INPUT DATA START

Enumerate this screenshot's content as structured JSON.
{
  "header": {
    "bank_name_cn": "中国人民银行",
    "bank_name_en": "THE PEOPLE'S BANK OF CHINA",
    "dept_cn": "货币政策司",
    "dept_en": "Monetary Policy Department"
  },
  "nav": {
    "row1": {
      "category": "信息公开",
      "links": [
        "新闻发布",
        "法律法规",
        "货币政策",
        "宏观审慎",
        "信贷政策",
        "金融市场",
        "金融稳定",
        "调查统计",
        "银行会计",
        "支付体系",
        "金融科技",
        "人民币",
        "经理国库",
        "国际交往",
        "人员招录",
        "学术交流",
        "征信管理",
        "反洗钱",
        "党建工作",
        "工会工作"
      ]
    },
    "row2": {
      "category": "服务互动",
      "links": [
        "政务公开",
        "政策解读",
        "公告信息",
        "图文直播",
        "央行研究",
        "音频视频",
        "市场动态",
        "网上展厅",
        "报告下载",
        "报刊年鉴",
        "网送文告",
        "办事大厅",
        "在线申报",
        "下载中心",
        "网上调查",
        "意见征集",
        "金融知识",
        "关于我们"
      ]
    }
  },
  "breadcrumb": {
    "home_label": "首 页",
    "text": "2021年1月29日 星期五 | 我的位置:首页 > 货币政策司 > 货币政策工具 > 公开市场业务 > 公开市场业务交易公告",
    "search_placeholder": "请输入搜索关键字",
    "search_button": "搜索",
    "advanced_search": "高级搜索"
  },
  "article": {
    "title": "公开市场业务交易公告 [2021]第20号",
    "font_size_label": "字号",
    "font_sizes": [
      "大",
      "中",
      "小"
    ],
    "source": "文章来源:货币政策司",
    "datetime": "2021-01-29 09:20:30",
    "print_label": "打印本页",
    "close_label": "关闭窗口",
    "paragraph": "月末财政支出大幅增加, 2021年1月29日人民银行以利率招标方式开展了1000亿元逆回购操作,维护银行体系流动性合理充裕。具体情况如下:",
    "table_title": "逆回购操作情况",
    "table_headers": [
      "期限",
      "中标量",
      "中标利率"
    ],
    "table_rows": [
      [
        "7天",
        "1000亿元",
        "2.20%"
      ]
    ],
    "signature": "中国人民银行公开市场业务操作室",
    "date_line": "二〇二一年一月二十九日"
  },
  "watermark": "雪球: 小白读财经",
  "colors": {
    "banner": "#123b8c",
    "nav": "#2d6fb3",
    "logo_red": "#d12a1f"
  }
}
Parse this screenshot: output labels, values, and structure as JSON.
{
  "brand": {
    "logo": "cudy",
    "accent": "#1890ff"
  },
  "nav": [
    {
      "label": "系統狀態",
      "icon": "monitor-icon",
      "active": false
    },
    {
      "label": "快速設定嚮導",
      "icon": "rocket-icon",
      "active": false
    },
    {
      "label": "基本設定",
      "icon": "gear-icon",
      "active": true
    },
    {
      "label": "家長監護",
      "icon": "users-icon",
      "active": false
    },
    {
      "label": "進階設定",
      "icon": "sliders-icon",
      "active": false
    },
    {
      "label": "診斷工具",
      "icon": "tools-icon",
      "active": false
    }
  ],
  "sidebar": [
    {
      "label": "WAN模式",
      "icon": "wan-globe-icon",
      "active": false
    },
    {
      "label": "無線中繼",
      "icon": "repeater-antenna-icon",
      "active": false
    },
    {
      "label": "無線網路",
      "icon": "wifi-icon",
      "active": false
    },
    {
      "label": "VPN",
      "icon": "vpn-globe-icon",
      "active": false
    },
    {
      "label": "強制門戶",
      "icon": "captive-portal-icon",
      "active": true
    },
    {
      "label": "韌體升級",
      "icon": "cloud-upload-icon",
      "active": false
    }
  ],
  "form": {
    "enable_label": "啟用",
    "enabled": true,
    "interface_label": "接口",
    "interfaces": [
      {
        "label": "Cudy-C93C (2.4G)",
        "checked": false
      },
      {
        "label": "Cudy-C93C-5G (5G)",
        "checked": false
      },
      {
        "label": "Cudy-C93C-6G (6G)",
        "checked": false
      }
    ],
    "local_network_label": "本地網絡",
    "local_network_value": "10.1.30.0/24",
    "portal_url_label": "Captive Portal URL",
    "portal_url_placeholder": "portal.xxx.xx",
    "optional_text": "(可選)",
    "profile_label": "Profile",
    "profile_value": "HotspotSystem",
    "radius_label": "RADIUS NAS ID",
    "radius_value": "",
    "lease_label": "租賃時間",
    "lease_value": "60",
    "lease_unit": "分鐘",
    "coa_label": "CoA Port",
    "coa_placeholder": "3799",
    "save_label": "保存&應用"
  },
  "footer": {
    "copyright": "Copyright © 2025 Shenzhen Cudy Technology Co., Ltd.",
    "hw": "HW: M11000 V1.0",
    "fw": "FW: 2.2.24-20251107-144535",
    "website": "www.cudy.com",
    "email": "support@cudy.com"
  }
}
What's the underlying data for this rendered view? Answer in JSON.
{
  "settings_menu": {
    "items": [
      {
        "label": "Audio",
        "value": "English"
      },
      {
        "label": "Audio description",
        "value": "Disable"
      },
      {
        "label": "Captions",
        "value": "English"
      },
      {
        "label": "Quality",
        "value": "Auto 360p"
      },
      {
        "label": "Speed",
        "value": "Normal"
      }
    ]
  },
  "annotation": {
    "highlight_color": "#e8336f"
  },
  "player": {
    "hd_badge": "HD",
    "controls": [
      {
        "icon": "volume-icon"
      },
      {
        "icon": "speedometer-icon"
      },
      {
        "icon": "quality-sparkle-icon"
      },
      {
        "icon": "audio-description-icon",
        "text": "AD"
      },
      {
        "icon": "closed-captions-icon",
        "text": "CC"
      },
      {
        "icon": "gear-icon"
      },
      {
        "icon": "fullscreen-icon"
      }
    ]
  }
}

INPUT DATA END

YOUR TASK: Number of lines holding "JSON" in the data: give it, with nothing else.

ANSWER TO THIS TASK: 3